OKLAHOMA CITY —
An Oklahoma lawmaker has requested that the state election board call for a forensic and independent audit of the 2020 General Election results in Oklahoma County and two other random counties in the state.
"Oklahomans have the right to know their election results can be trusted," state Rep. Sean Roberts, R-Hominy, said in a news release.
Roberts wrote a letter to the Oklahoma State Election Board, saying, "Every citizen deserves to have faith in the integrity of the election process and its outcome. It is my responsibility, as an elected public servant, to assure my constituents that Oklahoma’s elections are safe and secure."
Roberts continued the news release by spreading unfounded claims that there was widespread voter fraud in various states during the 2020 presidential election.
The audit the Republican lawmaker requested would consist of a registration and votes cast audit, a vote count and tally audit, an election voting systems audit and a reported results audit.
According to the Oklahoma State Election Board's website, former President Donald Trump won Oklahoma County with 49.21% of the vote. President Joe Biden received 48.08% and about 3,300 fewer votes than Trump.
The presidential race in Oklahoma County was much closer than the statewide numbers. Trump won Oklahoma's seven Electoral College votes after garnering 65.37% of the vote and collecting a little more than double the amount of votes the Biden-Harris ticket received in the Sooner State.
State Election Board Secretary Paul Ziriax said the day after the General Election that Oklahoma voters set a record for the most votes ever cast for president in the state's history.
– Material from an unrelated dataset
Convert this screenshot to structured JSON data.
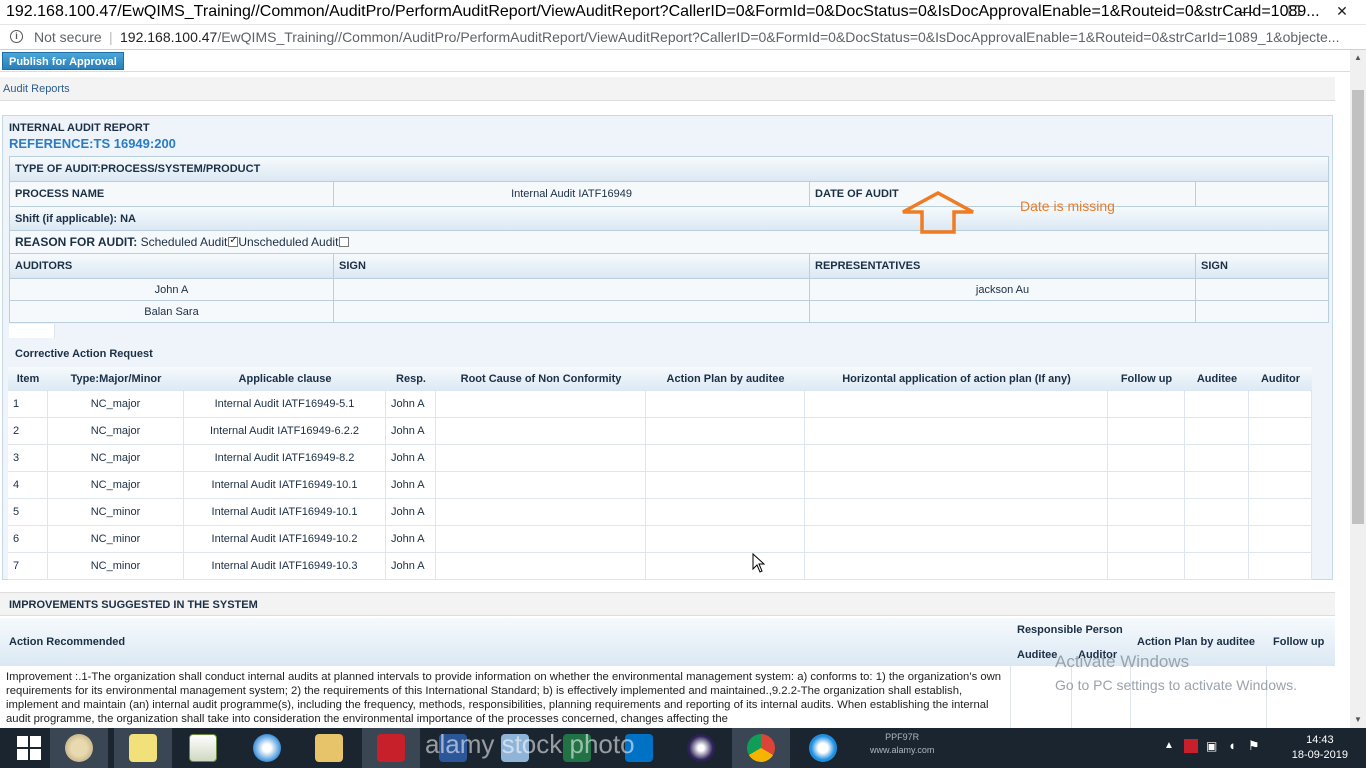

"Considering this was a Presidential General Election conducted during a pandemic, one week after a major ice storm, with a record level of voter participation, it went fairly smoothly," Ziriax said in November. "I am very proud of our county election officials, poll workers, and state election board staff for their perseverance, professionalism, and dedication to free and fair elections."
Ziriax also reported in November that Oklahoma's election process went relatively smoothly. Most issues that were reported were people campaigning for their candidate too close to the polls and social distancing measures slowing down the voting process.
"There were maybe a few other types of allegations made that did not necessarily pan out," Ziriax said. "But there were a lot of electioneering allegations that turned out to be factual, and thankfully, local law enforcement did a great job making sure those people stayed at least 300 feet away from the ballot box."
Source: KOCO ABC 5